Look below. Copy each line that has "presencia" in it.

━━━ Study material ━━━

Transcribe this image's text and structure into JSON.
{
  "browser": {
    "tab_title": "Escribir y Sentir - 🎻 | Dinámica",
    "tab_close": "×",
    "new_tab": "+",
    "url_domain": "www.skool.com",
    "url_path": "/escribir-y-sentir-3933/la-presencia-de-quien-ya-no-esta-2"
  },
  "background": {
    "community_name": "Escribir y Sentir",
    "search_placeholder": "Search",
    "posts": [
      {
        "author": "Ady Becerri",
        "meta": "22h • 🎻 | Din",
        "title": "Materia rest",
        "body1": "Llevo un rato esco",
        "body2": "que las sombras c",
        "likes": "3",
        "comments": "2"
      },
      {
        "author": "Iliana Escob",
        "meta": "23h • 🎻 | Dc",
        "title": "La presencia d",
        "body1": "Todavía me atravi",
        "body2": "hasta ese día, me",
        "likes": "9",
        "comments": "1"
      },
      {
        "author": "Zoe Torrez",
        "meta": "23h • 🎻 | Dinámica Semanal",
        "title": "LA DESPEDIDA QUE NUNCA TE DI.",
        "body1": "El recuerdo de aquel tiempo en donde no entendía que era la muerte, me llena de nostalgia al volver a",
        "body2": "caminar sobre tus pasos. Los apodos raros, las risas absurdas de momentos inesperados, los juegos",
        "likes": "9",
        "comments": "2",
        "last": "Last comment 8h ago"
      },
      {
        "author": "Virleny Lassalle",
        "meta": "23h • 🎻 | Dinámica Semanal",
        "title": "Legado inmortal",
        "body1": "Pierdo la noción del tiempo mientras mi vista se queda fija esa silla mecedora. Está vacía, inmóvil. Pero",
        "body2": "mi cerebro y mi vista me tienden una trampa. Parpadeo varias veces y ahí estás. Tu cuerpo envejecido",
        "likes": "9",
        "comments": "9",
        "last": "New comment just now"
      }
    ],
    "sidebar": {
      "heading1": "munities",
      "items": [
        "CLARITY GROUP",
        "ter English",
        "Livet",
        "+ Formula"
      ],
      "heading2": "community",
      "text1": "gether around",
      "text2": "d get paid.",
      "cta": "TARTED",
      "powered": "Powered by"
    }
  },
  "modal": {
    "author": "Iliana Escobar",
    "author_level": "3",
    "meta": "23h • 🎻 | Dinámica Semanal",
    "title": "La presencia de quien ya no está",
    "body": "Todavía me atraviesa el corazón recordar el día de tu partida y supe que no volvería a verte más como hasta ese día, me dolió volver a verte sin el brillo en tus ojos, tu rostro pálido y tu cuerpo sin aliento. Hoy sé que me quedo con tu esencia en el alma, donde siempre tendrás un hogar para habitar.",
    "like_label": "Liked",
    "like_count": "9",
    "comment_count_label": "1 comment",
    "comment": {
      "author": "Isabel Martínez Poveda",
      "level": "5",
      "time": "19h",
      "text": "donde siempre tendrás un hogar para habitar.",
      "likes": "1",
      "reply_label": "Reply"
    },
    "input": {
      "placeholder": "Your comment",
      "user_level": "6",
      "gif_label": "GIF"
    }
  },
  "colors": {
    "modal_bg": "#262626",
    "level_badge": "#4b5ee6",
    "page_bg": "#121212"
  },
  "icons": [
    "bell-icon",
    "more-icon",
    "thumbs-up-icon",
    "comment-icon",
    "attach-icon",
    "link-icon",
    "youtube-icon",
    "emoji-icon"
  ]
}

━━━

▶ [Solution to this problem]
    "url_path": "/escribir-y-sentir-3933/la-presencia-de-quien-ya-no-esta-2"
        "title": "La presencia d",
    "title": "La presencia de quien ya no está",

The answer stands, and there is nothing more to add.